Ill. county sees rise in opioid overdose fatalities
Lake County officials are concerned about the 21 percent rise in local drug overdoses last year
Lake County News-Sun, Ill.
LAKE COUNTY, Ill. — A 21-percent rise in local drug overdoses last year, despite innovative and focused efforts on addressing the issue, has Lake County officials wondering just what has to be done to stem that tide.
“I didn’t want to see a 21 percent increase. That’s horrible,” Lake County Coroner Howard Cooper said.
The county has initiated several progressive and life-saying programs, including being one of the first counties in Illinois and nationally to provide naloxone — a drug that reverses opioid overdoses — to first-responders such as police and paramedics, and to train and provide school nurses with the antidote as well.
That move alone resulted in 307 lives saved by first-responders since the naloxone program was started in early 2014, authorities say.
With the help of the Lake County Opioid Initiative, police in Lake County began a program in June 2016 called A Way Out, under which addicts can seek help in finding treatment at local police stations without fear of arrest.
Officials said of the 549 people who have accessed A Way Out since its inception, 509 went on to receive treatment for their addictions.
And yet the county saw its largest overdose increase in several years in 2018.
The introduction of ever-changing strains of fentanyl — which can be 100 times stronger than heroin, into heroin and other street drugs — is viewed as a large part of the problem, and one that’s hard to combat, according to Cooper.
The total number of deaths classified as overdoses in Lake County last year was 97, of which 70 involved some type of opioid or opiate. Anti-anxiety drugs, as well as a host of other street drugs, and even substances used in huffing, contributed to the non-opioid overdose deaths, Cooper said.
Many overdose deaths each year include a combination of drugs as well, but fentanyl has been the standout for more than a year.
Cooper said scientists overseas are continuously making changes to fentanyl’s chemical makeup in an effort to keep ahead of law enforcement by making the substance initially unidentifiable.
Fentanyl is not only being found in cases of heroin overdoses, but it is also being found in a other street drugs, and in some cases, the dealers on the street may not even be aware of it, Cooper added.
As a result, users are either overdosing because they do not realize they are ingesting fentanyl, or because they may be developing a tolerance that leads them to seek a stronger high without realizing how quickly fentanyl can become fatal, he said.
The 97 overdose deaths in Lake County last year were up 12 from 2017, when there were 80 confirmed overdose deaths, according to the coroner’s office. In 2016, there were 68 overdose deaths. So the upward trend is not new, but the percentage increase is larger than the previous two years.
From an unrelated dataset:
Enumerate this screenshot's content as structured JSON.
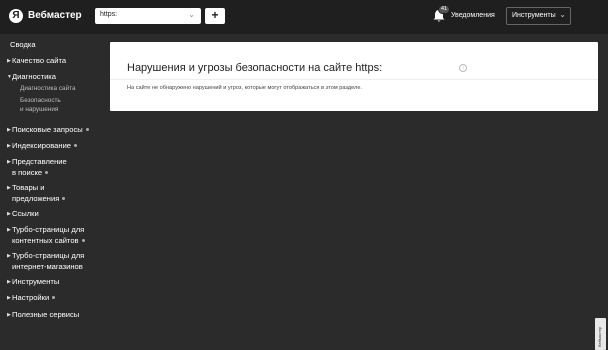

Officials noted that Lake County is still well below national and state averages for overdose deaths.
Lake County State’s Attorney Michael Nerheim said the national average last year was 24 overdose deaths per 100,000 residents. In Illinois, the average was 25 per 100,000 people, while Lake County’s average was 10 overdose deaths for every 100,000.
But that’s not good enough, Nerheim said.
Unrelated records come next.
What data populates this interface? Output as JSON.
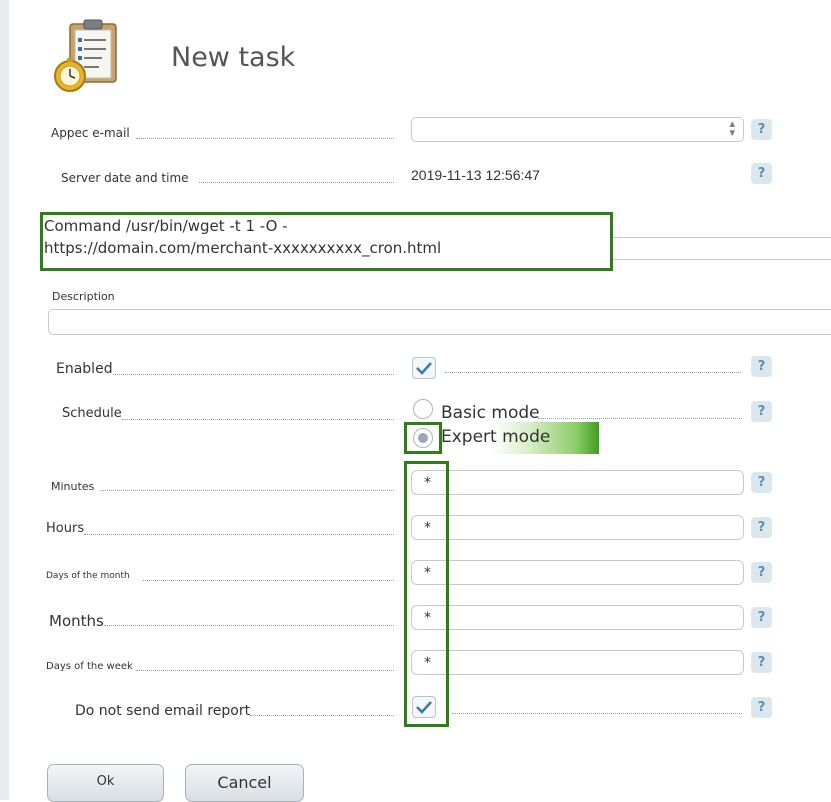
{
  "header": {
    "title": "New task",
    "icon": "task-clipboard-clock-icon"
  },
  "form": {
    "email_label": "Appec e-mail",
    "email_value": "",
    "server_time_label": "Server date and time",
    "server_time_value": "2019-11-13 12:56:47",
    "command": {
      "line1": "Command /usr/bin/wget -t 1 -O -",
      "line2": "https://domain.com/merchant-xxxxxxxxxx_cron.html"
    },
    "description_label": "Description",
    "description_value": "",
    "enabled_label": "Enabled",
    "enabled_checked": true,
    "schedule_label": "Schedule",
    "schedule_options": [
      {
        "label": "Basic mode",
        "checked": false
      },
      {
        "label": "Expert mode",
        "checked": true
      }
    ],
    "fields": [
      {
        "label": "Minutes",
        "value": "*"
      },
      {
        "label": "Hours",
        "value": "*"
      },
      {
        "label": "Days of the month",
        "value": "*"
      },
      {
        "label": "Months",
        "value": "*"
      },
      {
        "label": "Days of the week",
        "value": "*"
      }
    ],
    "no_email_label": "Do not send email report",
    "no_email_checked": true,
    "help_symbol": "?"
  },
  "buttons": {
    "ok": "Ok",
    "cancel": "Cancel"
  },
  "colors": {
    "highlight_border": "#2e7d17",
    "help_bg": "#dbe7ef",
    "help_fg": "#5d8fae",
    "check": "#3d7ca8"
  }
}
“I’m definitely disappointed to see that number go up,” said Nerheim, a founding member of the Lake County Opioid Initiative. “My goal from the beginning is to get it down to zero. If we would have had a 21-percent decrease, I would still not be satisfied.”
Cooper said this year isn’t off to a good start either. With 11 suspected overdose deaths in January and three in February, Cooper said the county is already ahead of where it was last year at this time, although he said it’s too early to call it a trend for the year.
Fentanyl and heroin are currently the two drugs most prominent in toxicology reports, but a host of others, including morphine, cocaine and Xanax, were at least contributing factors in many of the deaths, according to records.
Cooper also said prescription drugs are still part of the puzzle. He said when talking with family members of overdose victims, he is often told the problem began with an injury for which painkillers were prescribed.
Cooper said some pain patients become addicted and develop tolerance, or lose their prescriptions and turn to the street, where they may not be getting the drugs they think they are. He said he believes some turn to heroin as well as a less expensive and stronger alternative to prescription drugs.
Chelsea Laliberte, the co-founder of the Lake County Opiate Initiative, said she believes two factors could help to better address overdoses in Lake County. She said she feels there is a strong need for “harm reduction outreach,” involving workers in the street in the areas where drug users purchase and use, to promote treatment options and education on issues such as the availability of naloxone.
Secondly, she said that while the county is doing a good job of helping people access treatment, it is limited, and some addicts aren’t receiving the ongoing counseling and medication they need to maintain sobriety.
Laliberte added that she realizes funding will be the big question for such programs, but there are now more federal funding and grant options available for such uses.
“The all-important need is to take a broader look at these issues if we’re going to fix this,” she said.
©2019 the Lake County News-Sun (Lake County, Ill.)